YORBA LINDA, Calif. — Two California medical companies have been accused in a lawsuit of illegally profiting from the sale of fetal tissue.

The lawsuit filed late Tuesday by the Orange County District Attorney’s Office said DaVinci Biosciences and its sister company, DV Biologics, collected tens of thousands of dollars in revenue by selling fetal tissue and stem cells donated from abortion providers to research groups around the world.

It’s illegal to profit from the sale of fetal parts, but an organization providing the tissue can charge a fee to recover its expenses.

The lawsuit said the companies profited from at least 500 sales between 2012 and 2015, selling products for more than what it costs to process, handle and ship them, the Orange County Register (http://bit.ly/2dLOpFN ) reported.

DaVinci Biosciences researches potential treatments for degenerative diseases. DV Biologics supplies human tissue to research groups.

A lawyer for the companies said they followed the rules.

“DaVinci complied with these regulations and never turned a profit,” lawyer Michael Tein said in a statement. “Shipments of research materials were made only to other medical scientists at fully accredited universities and laboratories. “

The issue of fetal tissue sale received widespread attention last year after secretly recorded tapes showed Planned Parenthood officials talking about the tissue they sometimes provide to researchers.

Planned Parenthood has said it has broken no laws, and investigations by several states and congressional panels have not produced evidence that it acted illegally.

Orange County District Attorney Tony Rackauckas said the lawsuit was not about the ethics of fetal tissue research.

“This is not about politics,” Rackauckas told the Register. “This is about a clear violation of the law.”

The companies previously had a contract with Planned Parenthood, but Planned Parenthood was found not to be selling fetal tissue and is not part of the investigation, said Deputy District Attorney Kelly Ernby.

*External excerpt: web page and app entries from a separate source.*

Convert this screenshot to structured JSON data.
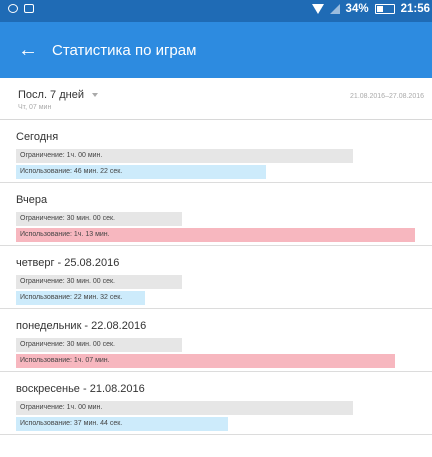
{
  "status_bar": {
    "battery": "34%",
    "time": "21:56",
    "icons": [
      "notification-icon",
      "image-icon",
      "wifi-icon",
      "signal-icon",
      "battery-icon"
    ]
  },
  "app_bar": {
    "back_icon": "←",
    "title": "Статистика по играм",
    "color": "#2d8be0"
  },
  "filter": {
    "period": "Посл. 7 дней",
    "sub": "Чт, 07 мин",
    "range": "21.08.2016–27.08.2016"
  },
  "colors": {
    "within_limit": "#cdebfb",
    "over_limit": "#f7b7bf",
    "limit": "#e6e6e6"
  },
  "days": [
    {
      "name": "Сегодня",
      "limit": "Ограничение: 1ч. 00 мин.",
      "usage": "Использование: 46 мин. 22 сек.",
      "limit_fraction": 0.81,
      "usage_fraction": 0.6,
      "over": false
    },
    {
      "name": "Вчера",
      "limit": "Ограничение: 30 мин. 00 сек.",
      "usage": "Использование: 1ч. 13 мин.",
      "limit_fraction": 0.4,
      "usage_fraction": 0.96,
      "over": true
    },
    {
      "name": "четверг - 25.08.2016",
      "limit": "Ограничение: 30 мин. 00 сек.",
      "usage": "Использование: 22 мин. 32 сек.",
      "limit_fraction": 0.4,
      "usage_fraction": 0.31,
      "over": false
    },
    {
      "name": "понедельник - 22.08.2016",
      "limit": "Ограничение: 30 мин. 00 сек.",
      "usage": "Использование: 1ч. 07 мин.",
      "limit_fraction": 0.4,
      "usage_fraction": 0.91,
      "over": true
    },
    {
      "name": "воскресенье - 21.08.2016",
      "limit": "Ограничение: 1ч. 00 мин.",
      "usage": "Использование: 37 мин. 44 сек.",
      "limit_fraction": 0.81,
      "usage_fraction": 0.51,
      "over": false
    }
  ]
}
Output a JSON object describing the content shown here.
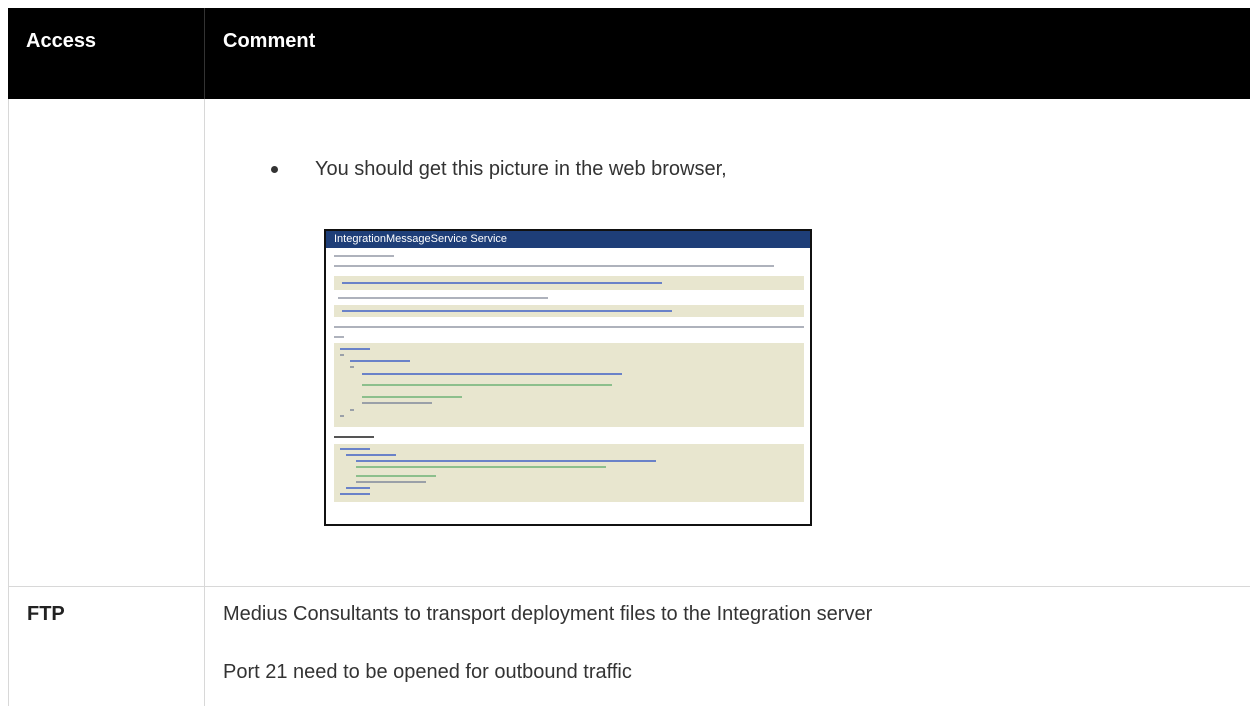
{
  "header": {
    "access": "Access",
    "comment": "Comment"
  },
  "rows": [
    {
      "access": "",
      "bullet": "You should get this picture in the web browser,",
      "screenshot": {
        "title": "IntegrationMessageService Service"
      }
    },
    {
      "access": "FTP",
      "comment_lines": [
        "Medius Consultants to transport deployment files to the Integration server",
        "Port 21 need to be opened for outbound traffic"
      ]
    }
  ],
  "colors": {
    "header_bg": "#000000",
    "header_text": "#ffffff",
    "screenshot_title_bg": "#1e3e78",
    "code_bg": "#e8e6cf"
  }
}
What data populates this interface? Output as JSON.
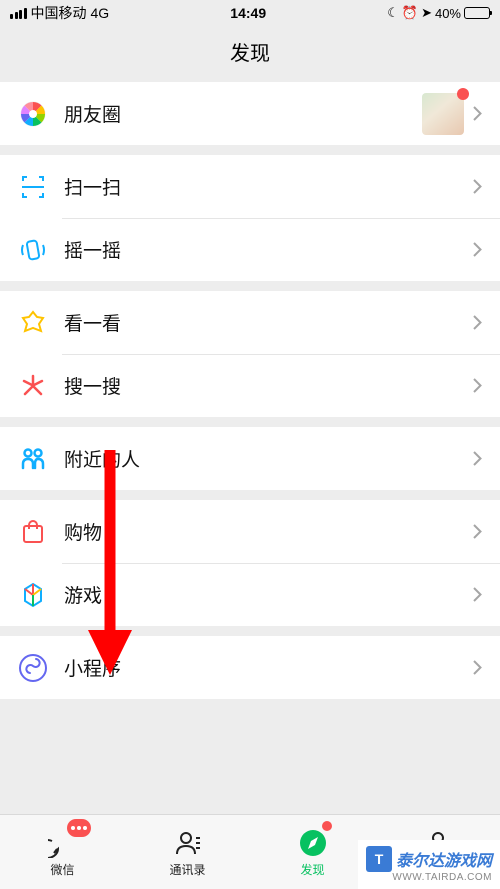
{
  "status": {
    "carrier": "中国移动",
    "network": "4G",
    "time": "14:49",
    "battery_pct": "40%"
  },
  "header": {
    "title": "发现"
  },
  "sections": [
    {
      "items": [
        {
          "key": "moments",
          "label": "朋友圈",
          "has_avatar": true,
          "red_dot": true
        }
      ]
    },
    {
      "items": [
        {
          "key": "scan",
          "label": "扫一扫"
        },
        {
          "key": "shake",
          "label": "摇一摇"
        }
      ]
    },
    {
      "items": [
        {
          "key": "look",
          "label": "看一看"
        },
        {
          "key": "search",
          "label": "搜一搜"
        }
      ]
    },
    {
      "items": [
        {
          "key": "nearby",
          "label": "附近的人"
        }
      ]
    },
    {
      "items": [
        {
          "key": "shopping",
          "label": "购物"
        },
        {
          "key": "games",
          "label": "游戏"
        }
      ]
    },
    {
      "items": [
        {
          "key": "miniprogram",
          "label": "小程序"
        }
      ]
    }
  ],
  "tabs": {
    "chat": "微信",
    "contacts": "通讯录",
    "discover": "发现",
    "me": "我"
  },
  "watermark": {
    "name": "泰尔达游戏网",
    "url": "WWW.TAIRDA.COM"
  }
}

Prosecutors are seeking a $1.6 million fine and an injunction preventing future sales at a profit.